Sato quickly became familiar with the big stage and the big crowds, representing his native Japan at the 2015 World Junior Division I-B tournament in Hungary. The biggest crowd of his career saw him run at the 2016 state high school track and field championships in Des Moines, Iowa. Sato competed for Mason City’s Newman Catholic High School, running in in the state 100- and 200-meter dash races as a senior. A meet-record crowd of more than 13,700 fans jammed into Des Moines’s Drake Stadium on the opening day of last year’s meet, witnessing both of Sato’s races at the state meet. He only joined the team after some convincing from his teammates that they needed his speed in a relay race or two.
Sato’s development as a junior hockey player came with the North Iowa Bulls, but his greatest exposure to Division I scouts came with the Northeast Generals, in his second turn in the North American Hockey League. His first turn with the Wilkes-Barre/Scranton Knights at the start of the 2015-16 campaign yielded two goals, but lasted just three games.
“I liked the team and my teammates, but it just wasn’t the right fit with the coach,” said Sato. “My playing style wasn’t his thing, so that’s how I got back with the Bulls and decided I’d just win another championship with them.”
This year as a 1996-born player, Sato decided it was time to make his move in his final season of junior hockey. He wrapped up his Tier III career with 15 points in seven games with the Bulls, and made an immediate impact with the Northeast Generals. His Generals debut on Oct. 14 included an early go-ahead goal against the New Jersey Titans, the first of his 36 points on the team. That total ranked second on the Northeast roster, despite playing just 48 games this year.
This year was one of change for the former Bulls star, in several ways. In joining the Northeast Generals, Sato went from a team that won 41 games and led the NA3HL with more than 900 fans a game at home to one that finished at the bottom of the NAHL standings and attendance chart. That change, though, is one he says needed to happen.
“I wanted to prove to everyone that I could play [in the NAHL] and to actually stay in the league this time,” said Sato. “Being right there in Boston, there is Hockey East with big schools, and there are good Division III schools that are always at our games. That’s one of the reasons I wanted to go there, was the exposure for quality scouts to play either Division III [hockey] or Division I.”
Sato becomes the second North Iowa alumnus to pick a Hockey East school this year. Former North Iowa and Amarillo Bull Jeff Solow committed to Merrimack College in late January, and began playing for the Warriors immediately after making his commitment.
“Jeff was one of my good friends when he was with the North Iowa Bulls,” said Sato. “When I saw he went to Merrimack, I was excited for him, and I went to see one of his games while I was playing for Northeast. When I decided to go to New Hampshire, I was excited to play against Jeff and beat Merrimack.”
North Iowa can now boast of six alumni to reach the Division I level in as many years, including three in the last year.

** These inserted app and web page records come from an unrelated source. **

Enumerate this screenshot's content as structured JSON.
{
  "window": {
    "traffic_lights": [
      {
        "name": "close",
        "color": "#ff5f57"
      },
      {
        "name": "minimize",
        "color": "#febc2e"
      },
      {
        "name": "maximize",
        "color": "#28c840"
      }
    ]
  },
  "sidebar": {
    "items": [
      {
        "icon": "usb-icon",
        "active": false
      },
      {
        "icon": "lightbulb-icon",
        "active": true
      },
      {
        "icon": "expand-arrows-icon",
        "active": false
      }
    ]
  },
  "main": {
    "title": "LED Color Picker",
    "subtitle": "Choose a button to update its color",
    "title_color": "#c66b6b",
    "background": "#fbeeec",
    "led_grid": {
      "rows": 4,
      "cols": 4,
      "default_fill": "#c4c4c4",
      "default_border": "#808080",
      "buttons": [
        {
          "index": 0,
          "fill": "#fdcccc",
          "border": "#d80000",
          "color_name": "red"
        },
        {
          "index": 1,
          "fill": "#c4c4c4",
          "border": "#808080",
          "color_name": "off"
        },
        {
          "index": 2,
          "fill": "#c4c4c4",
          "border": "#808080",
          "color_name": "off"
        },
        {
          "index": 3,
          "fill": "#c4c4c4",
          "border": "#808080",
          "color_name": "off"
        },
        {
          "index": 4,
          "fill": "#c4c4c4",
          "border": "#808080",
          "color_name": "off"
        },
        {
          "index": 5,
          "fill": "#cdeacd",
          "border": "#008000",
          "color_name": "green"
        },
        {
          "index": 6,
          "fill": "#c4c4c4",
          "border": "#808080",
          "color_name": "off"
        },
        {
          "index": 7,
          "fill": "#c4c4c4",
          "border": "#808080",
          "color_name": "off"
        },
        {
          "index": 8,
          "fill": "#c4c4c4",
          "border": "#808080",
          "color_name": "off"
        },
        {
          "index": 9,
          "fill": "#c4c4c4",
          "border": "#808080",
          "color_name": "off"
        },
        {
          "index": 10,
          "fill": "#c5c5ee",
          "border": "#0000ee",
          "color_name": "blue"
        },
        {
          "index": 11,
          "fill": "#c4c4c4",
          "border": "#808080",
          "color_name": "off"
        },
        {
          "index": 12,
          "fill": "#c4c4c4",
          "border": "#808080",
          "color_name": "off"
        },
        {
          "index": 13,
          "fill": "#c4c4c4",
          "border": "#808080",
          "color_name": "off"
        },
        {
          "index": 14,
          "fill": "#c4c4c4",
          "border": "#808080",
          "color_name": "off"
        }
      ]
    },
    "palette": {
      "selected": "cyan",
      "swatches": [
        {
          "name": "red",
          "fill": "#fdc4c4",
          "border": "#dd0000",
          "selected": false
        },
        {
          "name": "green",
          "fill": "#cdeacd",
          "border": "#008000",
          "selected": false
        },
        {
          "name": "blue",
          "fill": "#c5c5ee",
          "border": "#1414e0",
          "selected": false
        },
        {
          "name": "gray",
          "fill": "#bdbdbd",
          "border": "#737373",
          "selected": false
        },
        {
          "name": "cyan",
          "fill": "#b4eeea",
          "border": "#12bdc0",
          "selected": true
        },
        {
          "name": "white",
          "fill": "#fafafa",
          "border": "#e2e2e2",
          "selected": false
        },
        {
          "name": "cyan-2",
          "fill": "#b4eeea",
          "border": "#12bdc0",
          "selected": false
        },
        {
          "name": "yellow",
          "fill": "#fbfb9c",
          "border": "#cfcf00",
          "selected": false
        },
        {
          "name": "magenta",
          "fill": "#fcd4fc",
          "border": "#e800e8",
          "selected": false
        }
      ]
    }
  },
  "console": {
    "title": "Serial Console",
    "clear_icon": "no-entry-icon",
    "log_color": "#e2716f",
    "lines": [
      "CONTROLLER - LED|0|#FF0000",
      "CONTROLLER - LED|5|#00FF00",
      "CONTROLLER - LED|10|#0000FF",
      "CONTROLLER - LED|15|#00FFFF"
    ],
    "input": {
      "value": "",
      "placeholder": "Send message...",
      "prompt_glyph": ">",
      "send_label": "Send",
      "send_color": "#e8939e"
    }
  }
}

Dominik Florian was the second-highest scorer this year for American International College as a freshman, and Solow appeared in three games for Merrimack.
The North Iowa Bulls wish Kohei all the success in his academic and hockey pursuits at UNH.